In terms of the introduction offered by the editor, I actually like them. I
know some people frown at spoilers that often exist in those pages numbered
with roman numerals, but I like the context that the introductions offer.
Usually they offer some biographical detail about the author I didn't know,
or some historical fact I wasn't aware of, or some other work by the author
or that influenced the author or that responded to the work you're reading,
etc, etc. That kind of context, for me, is invaluable. Sure, 5-35 pages
(or however long they are) can't possibly replicate the exact historical
context of the author, the text, the period, but it does help.
I'm willing to use a crutch to limp along, even if it just offers a slight
glimmer of what it might have been like to be a reader approaching the text
when it first became available.
Southern Illinois University, Carbondale
On Tue, Mar 25, 2008 at 3:50 PM, Gregg Camfield <[log in to unmask]>
> I assume you're not talking about an author's introduction, in which case,
> by all means read it first. In the case of a new introduction commisioned
> by a publisher in order to justify publishing a new edition (I've been hired
> write such an introduction, so in self-interest I suppose I shouldn't

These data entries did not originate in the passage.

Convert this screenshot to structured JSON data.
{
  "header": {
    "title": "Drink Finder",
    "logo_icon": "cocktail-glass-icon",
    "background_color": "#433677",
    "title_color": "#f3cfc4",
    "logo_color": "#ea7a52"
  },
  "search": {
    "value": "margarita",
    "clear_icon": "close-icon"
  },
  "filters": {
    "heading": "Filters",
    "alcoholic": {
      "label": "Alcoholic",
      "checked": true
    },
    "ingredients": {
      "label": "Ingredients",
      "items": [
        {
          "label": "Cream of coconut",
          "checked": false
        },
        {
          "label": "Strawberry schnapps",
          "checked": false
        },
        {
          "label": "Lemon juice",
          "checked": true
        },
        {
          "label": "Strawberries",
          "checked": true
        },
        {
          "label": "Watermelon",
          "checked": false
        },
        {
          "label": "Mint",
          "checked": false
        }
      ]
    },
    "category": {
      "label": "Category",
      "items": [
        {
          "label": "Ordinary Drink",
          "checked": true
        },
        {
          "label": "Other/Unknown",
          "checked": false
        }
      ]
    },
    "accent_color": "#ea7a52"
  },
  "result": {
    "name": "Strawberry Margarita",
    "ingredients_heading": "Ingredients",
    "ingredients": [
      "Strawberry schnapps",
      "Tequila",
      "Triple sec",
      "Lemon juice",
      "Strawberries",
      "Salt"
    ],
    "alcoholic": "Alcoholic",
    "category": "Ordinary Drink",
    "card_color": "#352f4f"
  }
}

> disparage the practice), I'd advise against it. My feeling is that you
> should engage the text on your own first. Then turn to the
> commentary--wherever you find it--as an aid in deepening your own
> understanding. The commentary may change your understanding, or it may give
> you better reasons for your first impressions. It may help you on your next
> reading. (As Robert Grudin says, and I paraphrase because I don't have his
> book _Time and the Art of Living_ to hand, "'To read' is verb that has no
> legitimate past tense." At least with good books it doesn't.)
> Sometimes publishers do put such commentary after the text; I wish that
> practice would become the norm.
> ----- Original Message -----
> From: Carmela Valente <[log in to unmask]>
> Date: Sunday, March 23, 2008 11:18 am
> Subject: When should one read an introduction to a novel?
> > Dear good professors on this list:
> > Besides being an avid admirer of Twain, I also am devoted to
> > Dickens. In
> > our Dickens group, we read and discuss his novels. My question is
> > this.
> > Does one read the introduction at the beginning of a novel or at
> > the end of
> > the novel when after having read it, one knows the plot and thus
> > can better
> > understand the symbolism? If the intro is meant to be read at the
> > end of a
> > novel, why isn't it put at the end of a novel? After perusing the
> > intro to
> > The Old Curiosity Shop, I mentioned the upcoming death of Little
> > knell and
> > was told that I was inconsiderate for giving away the plot. I
> > reminded
> > this "gentleman" that had he read the intro, and in fact had he
> > read any
> > biography of Dickens, (and I am stating it here, because this is
> > also true
> > of Twain), the plots of novels are discussed in detail. Would it
> > make more
> > sense to read the introduction twice, both at the beginning of the
> > novel and
> > again at the end?
> > Thank you, thank you for welcoming me and wanting me back, and
> > happy Easter
> > to all who celebrate it.
> > Camy